WHAT THE EXERCISE ASKS = Search the entries for the word "subject" and copy each line that has it.

Stored items:
# # # #

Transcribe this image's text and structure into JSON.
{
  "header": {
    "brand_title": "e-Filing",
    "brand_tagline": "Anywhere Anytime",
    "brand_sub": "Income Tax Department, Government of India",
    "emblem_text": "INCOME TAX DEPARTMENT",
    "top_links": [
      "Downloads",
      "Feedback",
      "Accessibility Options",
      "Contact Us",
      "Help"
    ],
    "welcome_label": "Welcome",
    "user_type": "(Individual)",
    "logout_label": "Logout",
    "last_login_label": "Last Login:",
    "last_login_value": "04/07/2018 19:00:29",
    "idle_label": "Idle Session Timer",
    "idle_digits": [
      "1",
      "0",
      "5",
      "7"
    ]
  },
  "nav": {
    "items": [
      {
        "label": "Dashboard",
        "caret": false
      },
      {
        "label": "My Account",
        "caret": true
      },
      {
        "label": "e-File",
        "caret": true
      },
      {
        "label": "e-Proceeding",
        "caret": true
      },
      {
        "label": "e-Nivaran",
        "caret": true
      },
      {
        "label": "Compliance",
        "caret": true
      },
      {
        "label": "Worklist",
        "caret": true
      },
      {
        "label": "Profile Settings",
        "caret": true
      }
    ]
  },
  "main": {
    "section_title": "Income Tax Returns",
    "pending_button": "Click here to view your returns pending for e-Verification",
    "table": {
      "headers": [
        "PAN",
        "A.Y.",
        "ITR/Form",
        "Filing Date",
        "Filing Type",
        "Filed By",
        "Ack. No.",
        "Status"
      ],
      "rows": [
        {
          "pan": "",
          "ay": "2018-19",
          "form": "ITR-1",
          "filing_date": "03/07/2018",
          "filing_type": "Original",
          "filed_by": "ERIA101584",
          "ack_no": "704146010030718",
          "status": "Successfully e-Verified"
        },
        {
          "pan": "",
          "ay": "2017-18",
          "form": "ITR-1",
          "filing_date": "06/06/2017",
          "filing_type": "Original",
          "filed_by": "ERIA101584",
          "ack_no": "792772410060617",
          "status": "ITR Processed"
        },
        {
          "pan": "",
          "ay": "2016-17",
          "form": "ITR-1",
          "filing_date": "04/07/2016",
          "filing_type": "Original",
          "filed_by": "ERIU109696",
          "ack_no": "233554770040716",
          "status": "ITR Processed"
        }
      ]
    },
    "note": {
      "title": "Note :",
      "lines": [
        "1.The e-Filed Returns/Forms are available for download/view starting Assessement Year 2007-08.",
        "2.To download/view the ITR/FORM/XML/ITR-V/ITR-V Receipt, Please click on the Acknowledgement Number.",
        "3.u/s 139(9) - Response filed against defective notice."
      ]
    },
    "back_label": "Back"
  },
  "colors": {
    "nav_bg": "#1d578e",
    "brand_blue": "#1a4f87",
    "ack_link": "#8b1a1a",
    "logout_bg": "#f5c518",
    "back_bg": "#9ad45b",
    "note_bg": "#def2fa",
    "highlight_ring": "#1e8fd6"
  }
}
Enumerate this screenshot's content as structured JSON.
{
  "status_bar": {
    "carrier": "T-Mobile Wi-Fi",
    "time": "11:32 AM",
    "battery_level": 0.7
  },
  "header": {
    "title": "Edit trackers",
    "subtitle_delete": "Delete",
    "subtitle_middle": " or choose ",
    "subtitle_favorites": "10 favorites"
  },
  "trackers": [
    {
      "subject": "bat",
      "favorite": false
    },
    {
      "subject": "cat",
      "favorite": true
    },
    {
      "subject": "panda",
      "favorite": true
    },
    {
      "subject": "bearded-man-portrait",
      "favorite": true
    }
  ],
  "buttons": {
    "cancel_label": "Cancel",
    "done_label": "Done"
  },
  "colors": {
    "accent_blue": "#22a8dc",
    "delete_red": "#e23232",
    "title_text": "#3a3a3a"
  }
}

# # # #

ANSWER SPACE =
      "subject": "bat",
      "subject": "cat",
      "subject": "panda",
      "subject": "bearded-man-portrait",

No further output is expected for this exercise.